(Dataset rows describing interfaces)
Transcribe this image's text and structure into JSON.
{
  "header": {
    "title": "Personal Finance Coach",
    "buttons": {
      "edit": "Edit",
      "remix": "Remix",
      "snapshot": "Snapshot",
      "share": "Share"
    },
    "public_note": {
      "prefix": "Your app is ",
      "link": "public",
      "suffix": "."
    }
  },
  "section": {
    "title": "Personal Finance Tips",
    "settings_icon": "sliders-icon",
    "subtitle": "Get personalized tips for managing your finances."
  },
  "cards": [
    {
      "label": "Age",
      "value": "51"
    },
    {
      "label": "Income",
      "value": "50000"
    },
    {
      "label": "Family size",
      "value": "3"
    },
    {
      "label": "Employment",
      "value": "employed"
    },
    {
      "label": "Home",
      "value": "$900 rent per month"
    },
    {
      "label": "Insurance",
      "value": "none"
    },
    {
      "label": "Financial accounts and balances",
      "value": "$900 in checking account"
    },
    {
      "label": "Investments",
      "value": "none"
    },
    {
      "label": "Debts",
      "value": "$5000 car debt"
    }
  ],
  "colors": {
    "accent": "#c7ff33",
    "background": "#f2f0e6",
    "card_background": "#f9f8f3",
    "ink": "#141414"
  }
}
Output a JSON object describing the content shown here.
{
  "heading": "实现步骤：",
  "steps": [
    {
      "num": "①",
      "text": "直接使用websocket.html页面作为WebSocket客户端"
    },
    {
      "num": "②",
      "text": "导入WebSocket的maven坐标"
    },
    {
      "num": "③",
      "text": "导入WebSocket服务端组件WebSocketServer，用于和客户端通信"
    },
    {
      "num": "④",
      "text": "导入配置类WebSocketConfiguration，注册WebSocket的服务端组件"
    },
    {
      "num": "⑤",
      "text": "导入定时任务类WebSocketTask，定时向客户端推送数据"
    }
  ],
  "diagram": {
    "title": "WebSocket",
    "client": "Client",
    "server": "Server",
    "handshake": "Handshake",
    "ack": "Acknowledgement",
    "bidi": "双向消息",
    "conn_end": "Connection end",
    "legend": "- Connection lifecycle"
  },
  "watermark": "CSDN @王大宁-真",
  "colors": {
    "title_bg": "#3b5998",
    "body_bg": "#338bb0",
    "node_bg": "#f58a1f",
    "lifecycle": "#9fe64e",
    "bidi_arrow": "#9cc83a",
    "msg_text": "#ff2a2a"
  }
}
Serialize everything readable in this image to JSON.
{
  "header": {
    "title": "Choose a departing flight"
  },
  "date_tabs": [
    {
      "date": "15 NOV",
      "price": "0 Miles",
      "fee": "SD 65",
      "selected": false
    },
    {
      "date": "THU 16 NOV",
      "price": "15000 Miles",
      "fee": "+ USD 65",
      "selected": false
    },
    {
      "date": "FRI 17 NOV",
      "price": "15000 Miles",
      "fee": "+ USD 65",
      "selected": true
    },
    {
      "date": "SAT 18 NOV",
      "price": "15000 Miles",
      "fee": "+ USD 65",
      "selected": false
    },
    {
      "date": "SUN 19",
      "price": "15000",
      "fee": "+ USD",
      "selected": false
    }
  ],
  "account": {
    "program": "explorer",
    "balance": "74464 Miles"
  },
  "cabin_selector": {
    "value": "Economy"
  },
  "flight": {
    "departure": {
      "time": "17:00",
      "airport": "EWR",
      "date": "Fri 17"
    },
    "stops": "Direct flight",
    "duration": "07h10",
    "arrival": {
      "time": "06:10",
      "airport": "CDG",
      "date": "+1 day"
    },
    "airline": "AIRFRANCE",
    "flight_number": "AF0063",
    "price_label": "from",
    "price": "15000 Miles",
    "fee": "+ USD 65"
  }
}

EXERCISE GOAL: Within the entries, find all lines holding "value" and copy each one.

TASK OUTPUT:
      "value": "51"
      "value": "50000"
      "value": "3"
      "value": "employed"
      "value": "$900 rent per month"
      "value": "none"
      "value": "$900 in checking account"
      "value": "none"
      "value": "$5000 car debt"
    "value": "Economy"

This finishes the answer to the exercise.